Provided data START

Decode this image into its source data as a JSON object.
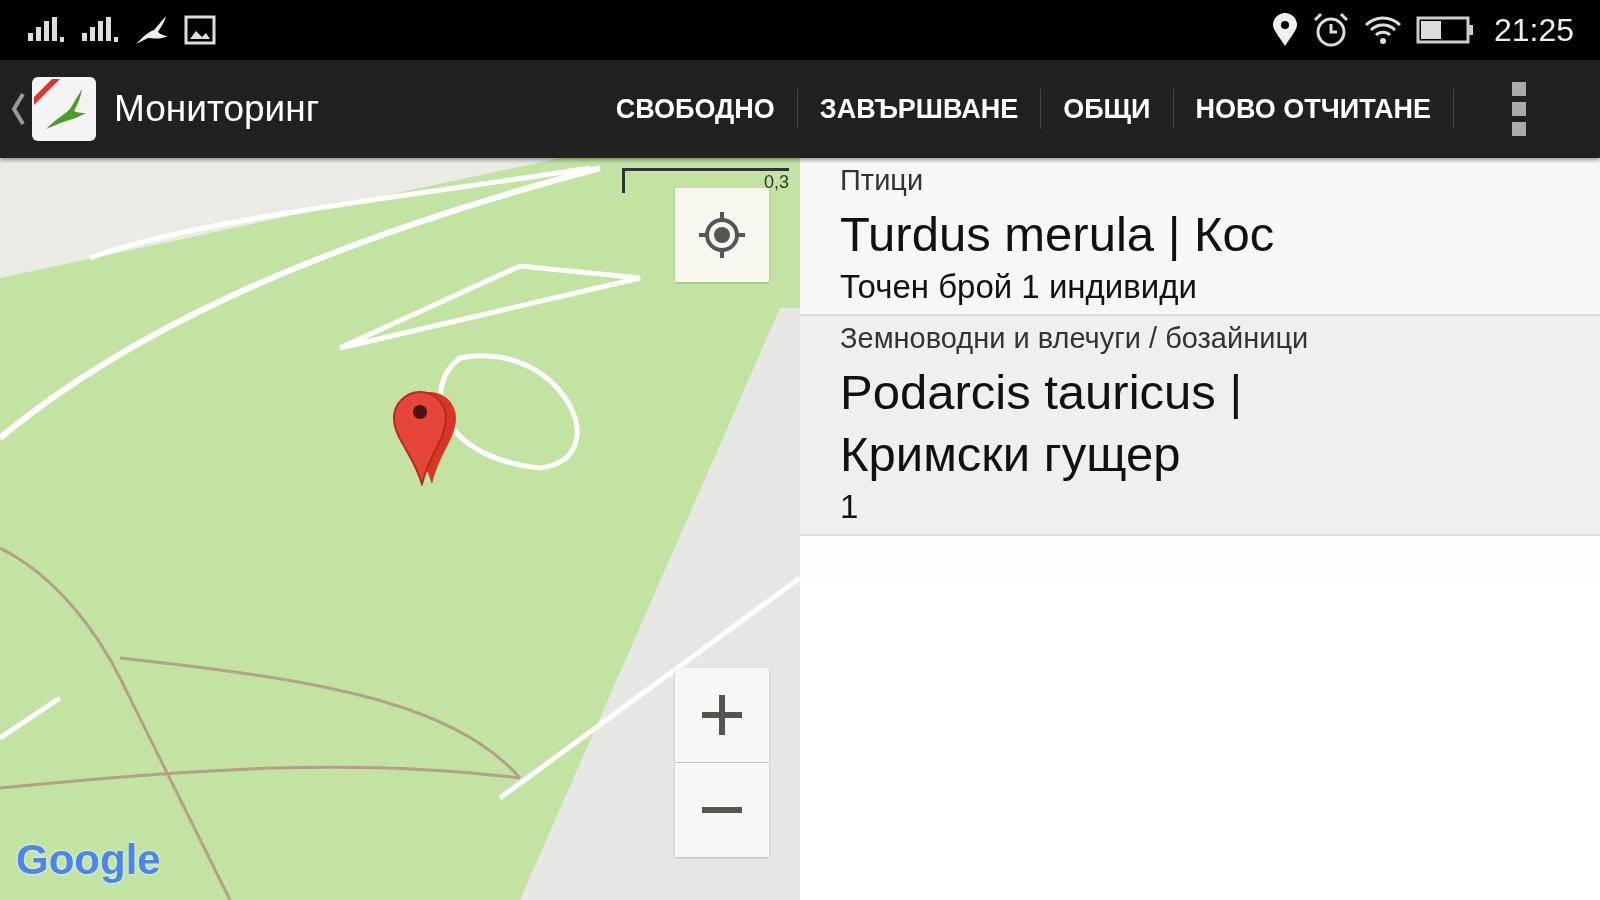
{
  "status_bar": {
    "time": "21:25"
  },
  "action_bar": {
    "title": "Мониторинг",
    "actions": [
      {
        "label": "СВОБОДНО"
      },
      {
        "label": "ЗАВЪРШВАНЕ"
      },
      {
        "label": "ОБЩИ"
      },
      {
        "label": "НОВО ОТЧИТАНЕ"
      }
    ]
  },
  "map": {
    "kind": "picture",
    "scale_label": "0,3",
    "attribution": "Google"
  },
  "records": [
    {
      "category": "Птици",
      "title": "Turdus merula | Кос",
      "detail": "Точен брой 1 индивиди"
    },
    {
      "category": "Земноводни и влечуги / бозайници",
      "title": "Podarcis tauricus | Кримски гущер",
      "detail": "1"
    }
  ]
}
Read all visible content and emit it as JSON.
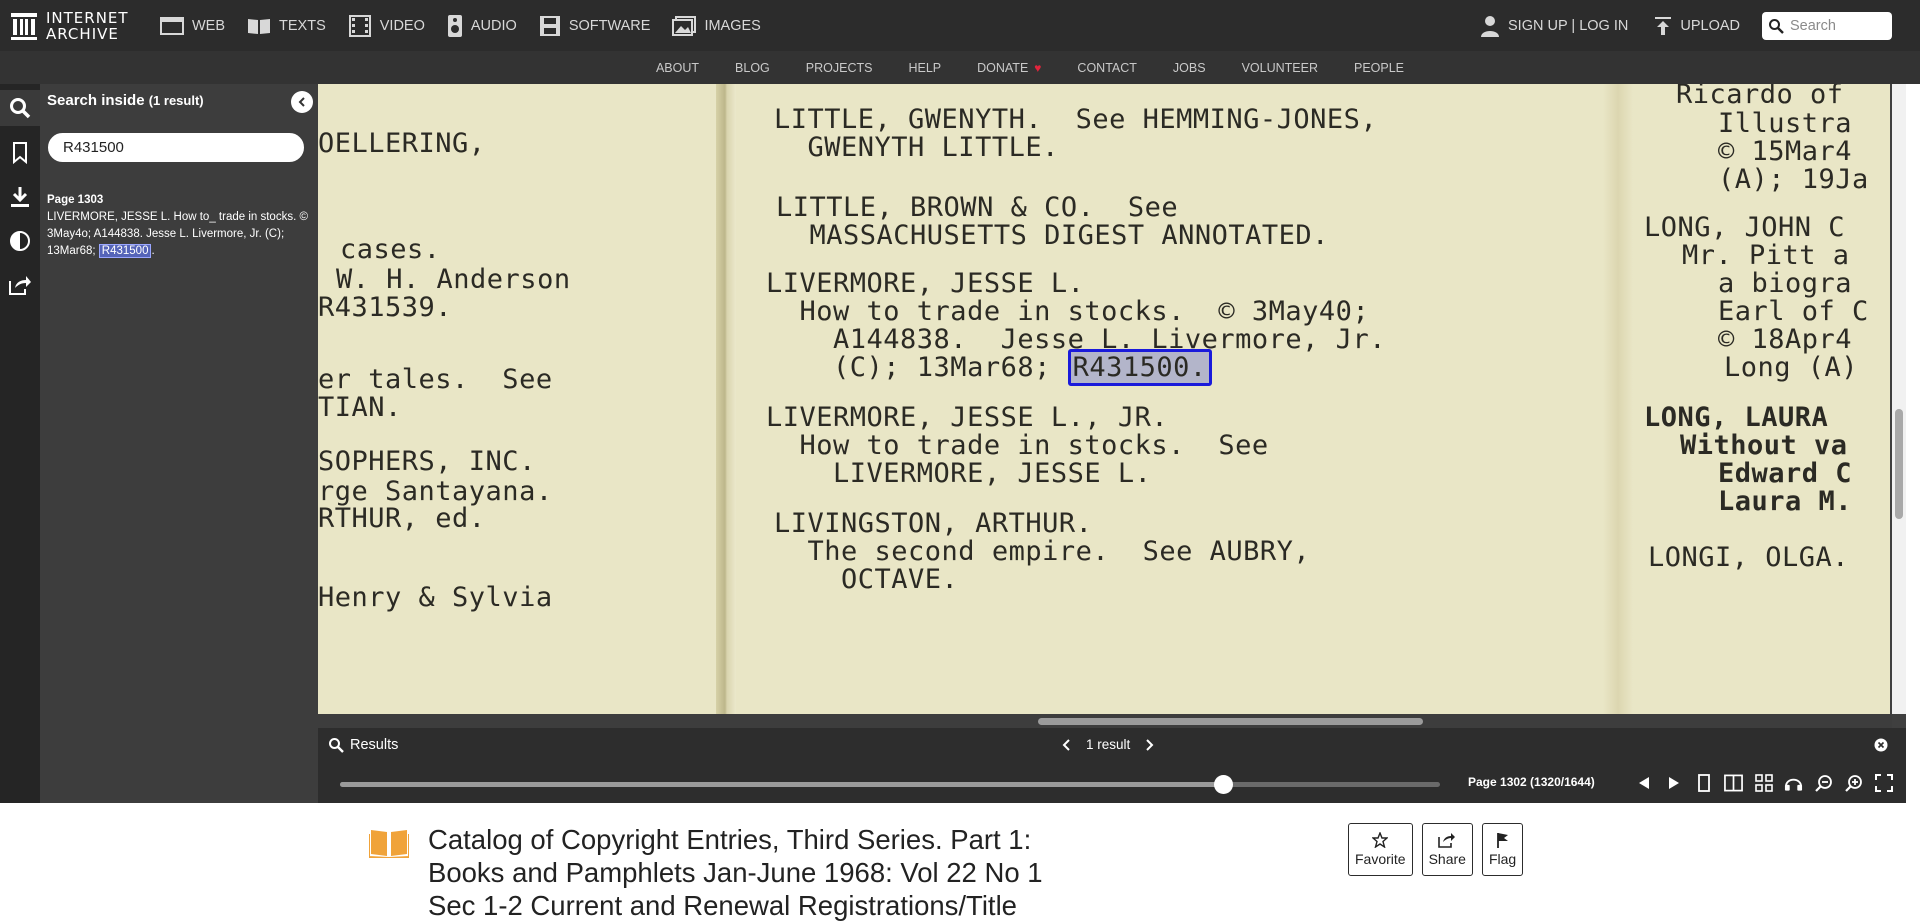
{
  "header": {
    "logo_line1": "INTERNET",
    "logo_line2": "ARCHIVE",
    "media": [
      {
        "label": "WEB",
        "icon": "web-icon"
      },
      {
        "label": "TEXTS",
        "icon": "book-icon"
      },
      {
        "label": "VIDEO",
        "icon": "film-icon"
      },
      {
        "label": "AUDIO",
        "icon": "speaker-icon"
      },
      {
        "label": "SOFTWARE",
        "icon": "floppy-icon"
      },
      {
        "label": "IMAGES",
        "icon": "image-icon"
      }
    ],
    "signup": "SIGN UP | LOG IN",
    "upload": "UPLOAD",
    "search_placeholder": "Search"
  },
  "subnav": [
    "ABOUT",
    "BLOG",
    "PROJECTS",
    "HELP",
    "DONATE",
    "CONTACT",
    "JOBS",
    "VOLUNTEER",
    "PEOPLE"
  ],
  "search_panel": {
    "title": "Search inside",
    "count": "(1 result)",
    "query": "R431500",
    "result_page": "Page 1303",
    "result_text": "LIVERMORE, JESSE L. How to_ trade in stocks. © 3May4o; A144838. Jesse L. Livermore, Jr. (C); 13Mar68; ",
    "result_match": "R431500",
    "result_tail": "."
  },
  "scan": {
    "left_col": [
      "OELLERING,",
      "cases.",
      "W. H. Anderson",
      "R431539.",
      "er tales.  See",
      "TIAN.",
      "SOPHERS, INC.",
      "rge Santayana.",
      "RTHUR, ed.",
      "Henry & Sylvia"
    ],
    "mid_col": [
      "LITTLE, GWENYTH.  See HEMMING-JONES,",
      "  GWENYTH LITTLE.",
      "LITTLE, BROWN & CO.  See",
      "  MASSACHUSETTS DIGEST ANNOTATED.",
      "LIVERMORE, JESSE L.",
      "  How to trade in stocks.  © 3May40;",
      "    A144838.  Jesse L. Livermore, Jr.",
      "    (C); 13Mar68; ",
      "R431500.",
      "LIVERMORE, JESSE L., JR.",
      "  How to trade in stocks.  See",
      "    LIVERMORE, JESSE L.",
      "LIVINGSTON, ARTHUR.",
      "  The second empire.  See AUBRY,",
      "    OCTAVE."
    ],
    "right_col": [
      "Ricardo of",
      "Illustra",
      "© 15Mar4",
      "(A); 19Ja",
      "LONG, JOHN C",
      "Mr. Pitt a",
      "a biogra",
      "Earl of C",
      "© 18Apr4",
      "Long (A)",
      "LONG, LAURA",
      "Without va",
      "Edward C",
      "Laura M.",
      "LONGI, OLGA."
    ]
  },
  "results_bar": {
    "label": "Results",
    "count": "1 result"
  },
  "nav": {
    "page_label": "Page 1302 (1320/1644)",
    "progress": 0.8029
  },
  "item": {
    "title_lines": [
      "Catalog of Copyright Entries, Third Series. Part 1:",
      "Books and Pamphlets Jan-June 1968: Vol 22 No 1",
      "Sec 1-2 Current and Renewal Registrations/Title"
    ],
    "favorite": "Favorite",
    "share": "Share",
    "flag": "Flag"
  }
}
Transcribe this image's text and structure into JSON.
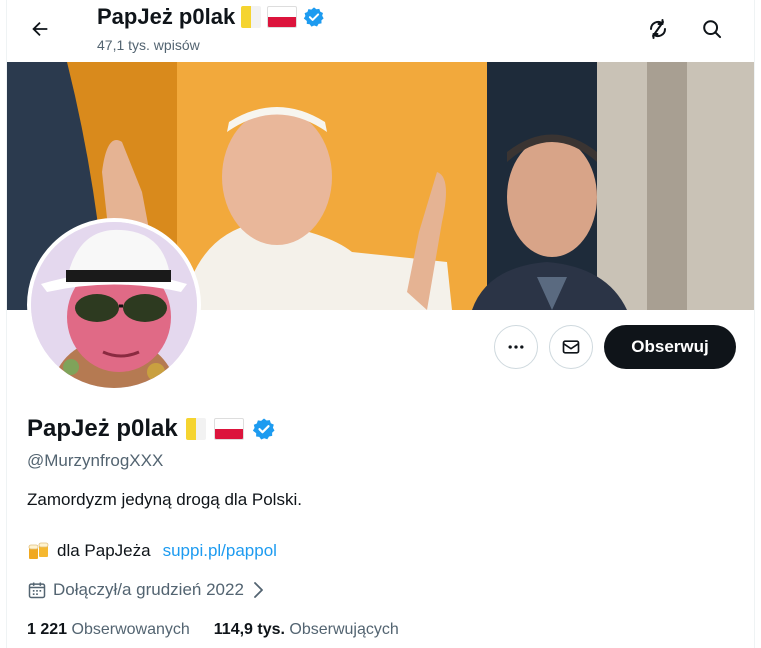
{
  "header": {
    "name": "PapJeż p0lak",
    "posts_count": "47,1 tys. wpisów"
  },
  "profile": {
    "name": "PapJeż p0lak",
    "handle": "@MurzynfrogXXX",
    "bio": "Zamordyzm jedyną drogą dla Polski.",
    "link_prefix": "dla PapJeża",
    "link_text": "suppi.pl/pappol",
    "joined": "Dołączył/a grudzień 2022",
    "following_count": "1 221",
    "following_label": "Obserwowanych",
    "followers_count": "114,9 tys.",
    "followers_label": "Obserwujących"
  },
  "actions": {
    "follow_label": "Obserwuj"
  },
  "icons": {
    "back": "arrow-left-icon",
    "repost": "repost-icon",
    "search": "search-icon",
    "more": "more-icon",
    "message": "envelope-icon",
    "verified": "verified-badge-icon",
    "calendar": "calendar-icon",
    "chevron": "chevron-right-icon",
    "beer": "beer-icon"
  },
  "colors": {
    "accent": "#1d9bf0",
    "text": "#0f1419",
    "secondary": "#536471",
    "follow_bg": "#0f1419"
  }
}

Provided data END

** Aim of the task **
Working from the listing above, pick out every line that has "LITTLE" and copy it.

** Expected output **
      "LITTLE, GWENYTH.  See HEMMING-JONES,",
      "  GWENYTH LITTLE.",
      "LITTLE, BROWN & CO.  See",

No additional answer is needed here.